A pair of new and simultaneous research papers by top Federal Reserve staffers call for the central bank to lower the unemployment threshold for when it will begin raising interest rates.
Goldman Sachs (NYSE:GS) believes the high-level and simultaneous research “considerably” increases the chances the Fed will lower its unemployment threshold to at least 6% or even 5.5% early next year.
By slashing the Fed’s so-called forward guidance, the central bank would be embarking on further monetary policy easing in an effort to lower stubbornly-high unemployment.
“Taken together they provide a very strong rationale” for further easing, Jon Hatzius, chief economist at Goldman, wrote in a research note to clients on Tuesday. “Given the structure of the Federal Reserve Board, we believe it is likely that the most senior officials -- in particular, Ben Bernanke and Janet Yellen -- agree with the basic thrust of the analysis.”
Pending confirmation from the U.S. Senate, Fed vice chair Yellen is expected to succeed dovish-Bernanke as the first female Fed chief. Yellen has signaled she believes the Fed and other central banks need to be more aggressive to lower unemployment.
That thinking matches the new Fed research, which is set to be presented at an annual International Monetary Fund research conference later this week.
In the first paper, lead author William English argues that the optimal Fed policy would be to commit to keep the federal funds rate near zero until 2017 before hiking rates.

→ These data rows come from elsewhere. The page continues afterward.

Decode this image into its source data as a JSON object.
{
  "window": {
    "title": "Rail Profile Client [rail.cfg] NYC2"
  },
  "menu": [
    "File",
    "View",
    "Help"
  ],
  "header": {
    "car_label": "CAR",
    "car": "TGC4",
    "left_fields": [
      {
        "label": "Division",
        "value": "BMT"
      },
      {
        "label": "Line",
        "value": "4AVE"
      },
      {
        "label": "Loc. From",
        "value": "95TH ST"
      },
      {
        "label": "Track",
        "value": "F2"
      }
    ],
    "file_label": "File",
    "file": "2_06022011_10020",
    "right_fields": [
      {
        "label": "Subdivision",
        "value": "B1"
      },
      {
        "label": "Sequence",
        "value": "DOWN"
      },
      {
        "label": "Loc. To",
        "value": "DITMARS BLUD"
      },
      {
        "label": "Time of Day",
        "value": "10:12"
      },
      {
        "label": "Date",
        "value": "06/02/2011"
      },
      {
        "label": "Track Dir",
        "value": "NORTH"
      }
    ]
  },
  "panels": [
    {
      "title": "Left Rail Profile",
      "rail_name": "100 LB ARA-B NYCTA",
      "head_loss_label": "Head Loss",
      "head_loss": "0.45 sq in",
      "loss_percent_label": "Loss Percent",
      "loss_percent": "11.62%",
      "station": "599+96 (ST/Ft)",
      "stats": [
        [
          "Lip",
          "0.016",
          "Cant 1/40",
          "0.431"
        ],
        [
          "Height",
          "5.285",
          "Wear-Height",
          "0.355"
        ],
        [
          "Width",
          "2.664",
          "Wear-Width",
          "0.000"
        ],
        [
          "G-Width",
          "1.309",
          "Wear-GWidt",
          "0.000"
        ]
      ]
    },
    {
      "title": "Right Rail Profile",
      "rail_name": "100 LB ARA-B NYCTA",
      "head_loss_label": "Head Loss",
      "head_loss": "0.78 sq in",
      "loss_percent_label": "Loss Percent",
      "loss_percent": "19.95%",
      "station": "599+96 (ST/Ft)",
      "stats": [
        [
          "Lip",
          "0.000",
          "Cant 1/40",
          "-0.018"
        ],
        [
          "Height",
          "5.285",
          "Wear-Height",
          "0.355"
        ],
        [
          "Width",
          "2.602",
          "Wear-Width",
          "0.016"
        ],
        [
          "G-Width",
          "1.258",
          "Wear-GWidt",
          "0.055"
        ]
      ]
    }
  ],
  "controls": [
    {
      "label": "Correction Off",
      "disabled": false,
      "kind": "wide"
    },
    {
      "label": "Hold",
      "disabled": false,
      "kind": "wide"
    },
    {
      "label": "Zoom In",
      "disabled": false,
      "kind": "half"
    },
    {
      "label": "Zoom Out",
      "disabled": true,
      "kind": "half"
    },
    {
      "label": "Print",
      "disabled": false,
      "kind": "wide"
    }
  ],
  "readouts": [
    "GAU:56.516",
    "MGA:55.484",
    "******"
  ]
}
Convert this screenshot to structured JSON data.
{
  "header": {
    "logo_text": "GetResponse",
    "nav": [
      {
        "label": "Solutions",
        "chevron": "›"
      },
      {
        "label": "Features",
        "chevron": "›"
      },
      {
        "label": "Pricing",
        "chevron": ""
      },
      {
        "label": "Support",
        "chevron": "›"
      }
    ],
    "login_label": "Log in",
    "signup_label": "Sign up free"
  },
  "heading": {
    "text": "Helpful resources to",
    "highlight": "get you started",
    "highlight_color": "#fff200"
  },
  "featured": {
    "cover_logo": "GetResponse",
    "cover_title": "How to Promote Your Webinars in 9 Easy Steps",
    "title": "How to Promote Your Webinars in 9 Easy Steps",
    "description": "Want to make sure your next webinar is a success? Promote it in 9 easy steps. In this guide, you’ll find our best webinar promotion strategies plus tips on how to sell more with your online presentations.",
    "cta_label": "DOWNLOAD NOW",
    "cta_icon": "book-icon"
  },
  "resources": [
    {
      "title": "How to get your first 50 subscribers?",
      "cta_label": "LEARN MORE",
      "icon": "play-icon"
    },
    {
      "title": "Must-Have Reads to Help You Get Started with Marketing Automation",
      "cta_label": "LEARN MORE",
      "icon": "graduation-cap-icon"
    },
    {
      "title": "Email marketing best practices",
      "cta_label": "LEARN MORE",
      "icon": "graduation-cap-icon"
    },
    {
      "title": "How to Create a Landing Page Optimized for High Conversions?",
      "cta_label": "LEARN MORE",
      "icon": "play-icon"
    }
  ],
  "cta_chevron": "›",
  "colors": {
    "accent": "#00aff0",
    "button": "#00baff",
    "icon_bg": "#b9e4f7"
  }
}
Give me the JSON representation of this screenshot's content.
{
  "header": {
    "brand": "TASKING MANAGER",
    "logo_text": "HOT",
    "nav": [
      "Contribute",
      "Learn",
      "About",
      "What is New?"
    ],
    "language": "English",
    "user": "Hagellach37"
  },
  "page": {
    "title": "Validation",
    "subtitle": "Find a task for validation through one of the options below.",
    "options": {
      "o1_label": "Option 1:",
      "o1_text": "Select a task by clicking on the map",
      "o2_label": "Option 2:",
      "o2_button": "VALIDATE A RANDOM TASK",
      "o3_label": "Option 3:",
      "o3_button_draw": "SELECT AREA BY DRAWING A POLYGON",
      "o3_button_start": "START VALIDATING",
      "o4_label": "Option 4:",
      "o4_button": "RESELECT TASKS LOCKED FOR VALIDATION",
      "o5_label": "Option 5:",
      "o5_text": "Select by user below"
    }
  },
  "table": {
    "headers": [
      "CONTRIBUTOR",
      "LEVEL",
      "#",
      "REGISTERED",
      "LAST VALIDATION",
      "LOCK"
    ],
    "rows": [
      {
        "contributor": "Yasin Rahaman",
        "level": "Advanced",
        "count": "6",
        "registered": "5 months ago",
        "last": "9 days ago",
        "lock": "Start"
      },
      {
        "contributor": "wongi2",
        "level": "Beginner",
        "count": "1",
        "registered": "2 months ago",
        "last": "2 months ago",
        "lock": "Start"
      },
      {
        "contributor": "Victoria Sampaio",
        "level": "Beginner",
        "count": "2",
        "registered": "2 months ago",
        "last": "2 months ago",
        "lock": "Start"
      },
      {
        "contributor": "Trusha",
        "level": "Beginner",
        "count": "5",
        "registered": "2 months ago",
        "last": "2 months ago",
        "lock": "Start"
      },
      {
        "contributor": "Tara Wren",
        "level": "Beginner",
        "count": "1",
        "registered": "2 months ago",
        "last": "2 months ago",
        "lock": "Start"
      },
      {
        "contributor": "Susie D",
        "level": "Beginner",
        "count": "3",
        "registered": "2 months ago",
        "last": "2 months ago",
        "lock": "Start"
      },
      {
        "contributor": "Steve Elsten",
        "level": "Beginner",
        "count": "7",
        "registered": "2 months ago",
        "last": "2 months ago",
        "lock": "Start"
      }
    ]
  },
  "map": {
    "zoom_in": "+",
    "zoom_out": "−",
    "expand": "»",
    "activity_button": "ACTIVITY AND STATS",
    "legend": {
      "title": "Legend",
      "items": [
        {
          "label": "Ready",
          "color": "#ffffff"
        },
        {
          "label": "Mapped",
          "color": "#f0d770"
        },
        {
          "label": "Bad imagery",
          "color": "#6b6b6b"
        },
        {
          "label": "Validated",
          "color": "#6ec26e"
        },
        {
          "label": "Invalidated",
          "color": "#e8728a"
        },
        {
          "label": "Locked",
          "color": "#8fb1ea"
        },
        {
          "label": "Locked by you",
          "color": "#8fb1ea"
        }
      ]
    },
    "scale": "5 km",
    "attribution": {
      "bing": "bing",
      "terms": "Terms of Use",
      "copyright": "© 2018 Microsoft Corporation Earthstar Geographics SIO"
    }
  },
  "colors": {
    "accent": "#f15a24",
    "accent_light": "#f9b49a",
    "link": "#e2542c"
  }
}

Yet the paper notes this may not be possible due to the complexities of monetary policy and likely credibility issues.
As a substitute, the English paper finds that the economy performed better when the unemployment threshold is at 6% instead of the current 6.5%. The paper also finds evidence a further downgrade to 5.5% would help the economy even more.
In the second paper, the authors estimate that real potential gross domestic product growth has only averaged 1.3% since 2007.
The paper also finds that the post-crisis era “features a noticeable deterioration in the economy’s productive capacity” and much of the problem is tied to an internal response to the “persistently weak state of aggregate demand.”
The authors conclude that the best policy response to the crisis would be to keep rates near zero until unemployment falls to the structural rate, which it pegs at 5.75%.
It’s worth noting that both papers contain a number of caveats that could increase the difficulty of carrying out such a program in real life.
Still, it was enough for closely-watched Goldman Sachs to shift its forecast to now call for the Fed to reduce its unemployment threshold from 6.5% to 6% at the March meeting. The investment bank sees the Fed coupling that move with its first scaling back of quantitative easing, the $85 billion monthly bond-buying program.
Hatzius said an unemployment threshold change could come as early as December and may also include tapering QE.
“Admittedly, the uncertainty around what the committee will do to strengthen the guidance remains considerable,” Hatzius said.